- Task to carry out
Go over the entries below line by line, copying each one that contains the word "title".

- Element data from apps and pages
┄┄┄┄┄┄

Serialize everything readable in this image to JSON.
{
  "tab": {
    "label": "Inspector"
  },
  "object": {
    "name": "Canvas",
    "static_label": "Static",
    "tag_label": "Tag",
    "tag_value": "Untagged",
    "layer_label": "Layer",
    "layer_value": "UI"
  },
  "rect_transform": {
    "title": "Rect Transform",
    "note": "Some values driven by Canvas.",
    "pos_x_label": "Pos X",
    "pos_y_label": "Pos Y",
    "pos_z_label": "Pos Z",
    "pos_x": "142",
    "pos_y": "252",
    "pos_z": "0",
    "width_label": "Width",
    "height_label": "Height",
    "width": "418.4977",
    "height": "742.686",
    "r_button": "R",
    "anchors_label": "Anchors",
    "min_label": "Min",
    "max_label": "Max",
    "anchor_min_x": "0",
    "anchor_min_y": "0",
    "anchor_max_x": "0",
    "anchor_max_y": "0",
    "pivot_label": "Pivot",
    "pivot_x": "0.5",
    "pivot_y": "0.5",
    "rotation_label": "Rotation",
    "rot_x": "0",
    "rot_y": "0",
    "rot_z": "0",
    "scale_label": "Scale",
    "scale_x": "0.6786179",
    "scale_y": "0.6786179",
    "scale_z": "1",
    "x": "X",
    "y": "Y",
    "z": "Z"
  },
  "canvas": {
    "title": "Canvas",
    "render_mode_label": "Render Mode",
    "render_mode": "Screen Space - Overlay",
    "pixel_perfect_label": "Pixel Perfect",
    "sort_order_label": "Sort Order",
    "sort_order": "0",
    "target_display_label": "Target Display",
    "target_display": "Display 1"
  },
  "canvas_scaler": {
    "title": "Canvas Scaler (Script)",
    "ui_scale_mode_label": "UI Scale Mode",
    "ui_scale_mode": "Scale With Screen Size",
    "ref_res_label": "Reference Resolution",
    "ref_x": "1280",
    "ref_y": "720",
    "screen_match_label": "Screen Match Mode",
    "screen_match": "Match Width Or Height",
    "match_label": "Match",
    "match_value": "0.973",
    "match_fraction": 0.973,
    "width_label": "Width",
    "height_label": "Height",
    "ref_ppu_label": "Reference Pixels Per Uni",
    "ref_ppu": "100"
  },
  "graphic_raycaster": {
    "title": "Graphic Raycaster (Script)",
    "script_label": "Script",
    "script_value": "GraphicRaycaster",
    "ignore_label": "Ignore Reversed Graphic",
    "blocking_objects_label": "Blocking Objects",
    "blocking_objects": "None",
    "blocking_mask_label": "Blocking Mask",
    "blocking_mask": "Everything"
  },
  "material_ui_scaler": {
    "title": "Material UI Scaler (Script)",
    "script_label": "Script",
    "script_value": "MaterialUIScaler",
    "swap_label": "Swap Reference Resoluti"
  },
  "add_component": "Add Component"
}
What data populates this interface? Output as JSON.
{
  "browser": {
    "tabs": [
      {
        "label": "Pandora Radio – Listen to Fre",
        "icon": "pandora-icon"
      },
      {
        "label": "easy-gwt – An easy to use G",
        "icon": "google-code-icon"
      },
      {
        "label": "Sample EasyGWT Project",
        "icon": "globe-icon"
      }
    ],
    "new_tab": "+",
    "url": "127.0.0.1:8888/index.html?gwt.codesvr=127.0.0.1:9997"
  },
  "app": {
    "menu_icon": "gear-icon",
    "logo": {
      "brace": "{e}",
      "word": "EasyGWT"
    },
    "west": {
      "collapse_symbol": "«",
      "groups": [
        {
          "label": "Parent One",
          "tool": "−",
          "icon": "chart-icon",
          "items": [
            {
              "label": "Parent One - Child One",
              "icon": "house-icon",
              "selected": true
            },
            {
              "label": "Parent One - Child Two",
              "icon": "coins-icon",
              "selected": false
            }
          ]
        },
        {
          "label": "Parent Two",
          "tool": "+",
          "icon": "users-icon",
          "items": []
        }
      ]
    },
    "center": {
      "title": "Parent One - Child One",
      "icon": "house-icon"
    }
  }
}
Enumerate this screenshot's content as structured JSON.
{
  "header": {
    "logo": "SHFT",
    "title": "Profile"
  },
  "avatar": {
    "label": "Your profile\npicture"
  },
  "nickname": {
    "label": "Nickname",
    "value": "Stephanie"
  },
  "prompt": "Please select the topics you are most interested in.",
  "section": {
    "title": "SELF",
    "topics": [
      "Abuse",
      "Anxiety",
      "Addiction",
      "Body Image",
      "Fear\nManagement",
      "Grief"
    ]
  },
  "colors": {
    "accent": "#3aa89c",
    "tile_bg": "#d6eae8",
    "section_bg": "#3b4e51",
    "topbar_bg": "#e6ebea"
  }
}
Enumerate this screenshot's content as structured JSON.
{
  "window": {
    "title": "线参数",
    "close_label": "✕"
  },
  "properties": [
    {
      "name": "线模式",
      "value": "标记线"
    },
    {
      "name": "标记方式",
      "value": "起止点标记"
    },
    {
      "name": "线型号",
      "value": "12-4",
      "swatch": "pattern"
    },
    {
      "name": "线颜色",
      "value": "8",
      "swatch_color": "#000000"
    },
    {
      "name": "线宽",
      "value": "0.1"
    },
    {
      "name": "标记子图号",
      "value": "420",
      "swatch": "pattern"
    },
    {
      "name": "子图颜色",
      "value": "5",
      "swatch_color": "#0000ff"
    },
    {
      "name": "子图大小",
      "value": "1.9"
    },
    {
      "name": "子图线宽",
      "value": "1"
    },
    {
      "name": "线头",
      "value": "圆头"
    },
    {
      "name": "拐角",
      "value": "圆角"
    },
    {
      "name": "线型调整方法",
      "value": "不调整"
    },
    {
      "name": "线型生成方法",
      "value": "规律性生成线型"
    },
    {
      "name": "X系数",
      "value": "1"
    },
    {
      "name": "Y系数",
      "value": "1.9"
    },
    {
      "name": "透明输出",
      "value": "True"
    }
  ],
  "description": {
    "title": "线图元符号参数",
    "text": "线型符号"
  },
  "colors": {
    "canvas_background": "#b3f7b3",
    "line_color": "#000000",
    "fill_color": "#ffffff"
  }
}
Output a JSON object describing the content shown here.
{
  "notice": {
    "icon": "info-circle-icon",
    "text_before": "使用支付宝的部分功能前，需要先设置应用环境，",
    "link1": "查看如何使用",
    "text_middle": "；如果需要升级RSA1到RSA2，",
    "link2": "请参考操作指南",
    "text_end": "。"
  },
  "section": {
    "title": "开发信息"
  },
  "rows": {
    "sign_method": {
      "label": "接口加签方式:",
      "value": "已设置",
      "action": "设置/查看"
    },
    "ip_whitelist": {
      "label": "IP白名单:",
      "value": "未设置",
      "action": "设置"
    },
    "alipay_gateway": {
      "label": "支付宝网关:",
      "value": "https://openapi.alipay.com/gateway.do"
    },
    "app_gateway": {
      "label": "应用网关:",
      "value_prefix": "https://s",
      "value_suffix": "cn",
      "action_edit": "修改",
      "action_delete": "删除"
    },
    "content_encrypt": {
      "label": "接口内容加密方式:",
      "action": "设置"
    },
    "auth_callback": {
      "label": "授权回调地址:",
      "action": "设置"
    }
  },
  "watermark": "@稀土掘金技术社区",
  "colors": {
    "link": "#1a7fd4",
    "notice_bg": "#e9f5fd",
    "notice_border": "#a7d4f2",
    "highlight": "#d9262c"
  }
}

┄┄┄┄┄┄

- Exercise solution
    "title": "Rect Transform",
    "title": "Canvas",
    "title": "Canvas Scaler (Script)",
    "title": "Graphic Raycaster (Script)",
    "title": "Material UI Scaler (Script)",
      "title": "Parent One - Child One",
    "title": "Profile"
    "title": "SELF",
    "title": "线参数",
    "title": "线图元符号参数",
    "title": "开发信息"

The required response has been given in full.